In June 2017, I'll be returning to the Speculations Lecture Series run at King's College London to deliver a lecture on “Islands at the End of the World: The Pseudo-Apocalypses of Claire Fuller and Sam Taylor.” The talk will consider an intriguing sub-set of contemporary post-apocalyptic fiction: what I am calling the pseudo-apocalypse, in which deranged fathers whisk their children away to an engineered pastoral retreat and pretend the world has ended. Claire Fuller's Our Endless Numbered Days (2015) and Sam Taylor's The Island at the End of the World (2009) both explore this narrative structure, and their ambiguous texts force us to reconsider formal and generic boundaries between the utopian novel, dystopian fiction, post-apocalypticism, and the literary tradition of pastoral.

This talk draws on Chapter 6 of my monograph, Fictions of the Not Yet: Utopian Times in Contemporary British Fiction, which examines the most expansive scale of utopian and speculative imaginaries. Titled “Co-evolutionary futures,”  this chapter considers the totalizing scale of historical representation that post-apocalyptic narratives make possible. Claire Fuller’s Our Endless Numbered Days (2015), Sam Taylor’s The Island at the End of the World (2009), Maggie Gee’s The Flood (2004) and Jim Crace’s The Pesthouse (2007) blend speculative, science fictional elements with a self-consciously modernist experimentation of narrative voice and temporal structure. In their post-apocalyptic settings these novels move between religious and secular representations of historical time, and their different apocalypses all rehearse what I call a possible eschatology of nature, reconfiguring the relationship between humans and their natural environment. 
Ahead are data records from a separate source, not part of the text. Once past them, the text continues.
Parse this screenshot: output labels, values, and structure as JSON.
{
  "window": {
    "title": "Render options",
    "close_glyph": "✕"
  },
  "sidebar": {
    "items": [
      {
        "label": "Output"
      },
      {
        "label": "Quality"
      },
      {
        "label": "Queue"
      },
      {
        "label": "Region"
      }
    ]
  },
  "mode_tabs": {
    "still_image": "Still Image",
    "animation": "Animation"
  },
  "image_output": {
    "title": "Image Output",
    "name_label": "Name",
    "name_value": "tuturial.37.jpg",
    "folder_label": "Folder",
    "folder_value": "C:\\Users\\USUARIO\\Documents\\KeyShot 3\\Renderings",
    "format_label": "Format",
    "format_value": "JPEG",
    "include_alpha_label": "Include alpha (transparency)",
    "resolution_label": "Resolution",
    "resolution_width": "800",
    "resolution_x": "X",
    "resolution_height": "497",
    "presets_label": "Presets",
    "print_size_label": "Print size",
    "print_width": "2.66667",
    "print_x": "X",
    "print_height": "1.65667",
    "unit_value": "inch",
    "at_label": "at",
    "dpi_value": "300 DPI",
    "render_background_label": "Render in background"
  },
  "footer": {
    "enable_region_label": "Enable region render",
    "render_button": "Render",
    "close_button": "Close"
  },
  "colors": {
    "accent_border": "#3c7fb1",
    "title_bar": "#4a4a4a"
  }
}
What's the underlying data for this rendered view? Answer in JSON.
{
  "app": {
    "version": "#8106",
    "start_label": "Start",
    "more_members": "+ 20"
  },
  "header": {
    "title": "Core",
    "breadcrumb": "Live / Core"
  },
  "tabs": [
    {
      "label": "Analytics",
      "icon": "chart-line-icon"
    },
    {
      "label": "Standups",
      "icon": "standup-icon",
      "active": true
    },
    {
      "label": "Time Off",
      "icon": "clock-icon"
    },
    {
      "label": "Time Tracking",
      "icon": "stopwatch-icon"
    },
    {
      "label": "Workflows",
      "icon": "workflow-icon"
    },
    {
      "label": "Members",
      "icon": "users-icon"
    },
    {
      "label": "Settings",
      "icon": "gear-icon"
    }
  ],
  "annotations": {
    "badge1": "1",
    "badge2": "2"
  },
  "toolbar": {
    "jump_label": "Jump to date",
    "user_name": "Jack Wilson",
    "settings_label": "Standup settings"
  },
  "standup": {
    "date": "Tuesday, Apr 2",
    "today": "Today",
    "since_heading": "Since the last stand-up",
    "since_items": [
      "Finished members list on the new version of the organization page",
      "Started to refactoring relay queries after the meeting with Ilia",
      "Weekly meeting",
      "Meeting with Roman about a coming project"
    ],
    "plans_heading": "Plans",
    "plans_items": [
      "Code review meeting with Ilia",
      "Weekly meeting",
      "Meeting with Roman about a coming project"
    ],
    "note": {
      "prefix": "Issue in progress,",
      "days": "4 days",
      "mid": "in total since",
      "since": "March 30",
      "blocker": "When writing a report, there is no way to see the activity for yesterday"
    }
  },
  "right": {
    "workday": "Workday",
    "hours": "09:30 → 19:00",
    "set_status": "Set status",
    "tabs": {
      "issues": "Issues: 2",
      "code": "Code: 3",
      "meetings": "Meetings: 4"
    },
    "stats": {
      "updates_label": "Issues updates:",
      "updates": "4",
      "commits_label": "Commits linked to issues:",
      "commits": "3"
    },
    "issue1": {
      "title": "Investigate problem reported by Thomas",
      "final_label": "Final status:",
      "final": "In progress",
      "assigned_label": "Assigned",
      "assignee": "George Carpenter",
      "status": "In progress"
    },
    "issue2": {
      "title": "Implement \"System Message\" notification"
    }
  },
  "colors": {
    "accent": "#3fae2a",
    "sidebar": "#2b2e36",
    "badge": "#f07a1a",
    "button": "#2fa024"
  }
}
The talk will take place at 6pm on Monday 12th June 2017. See the poster below for further information.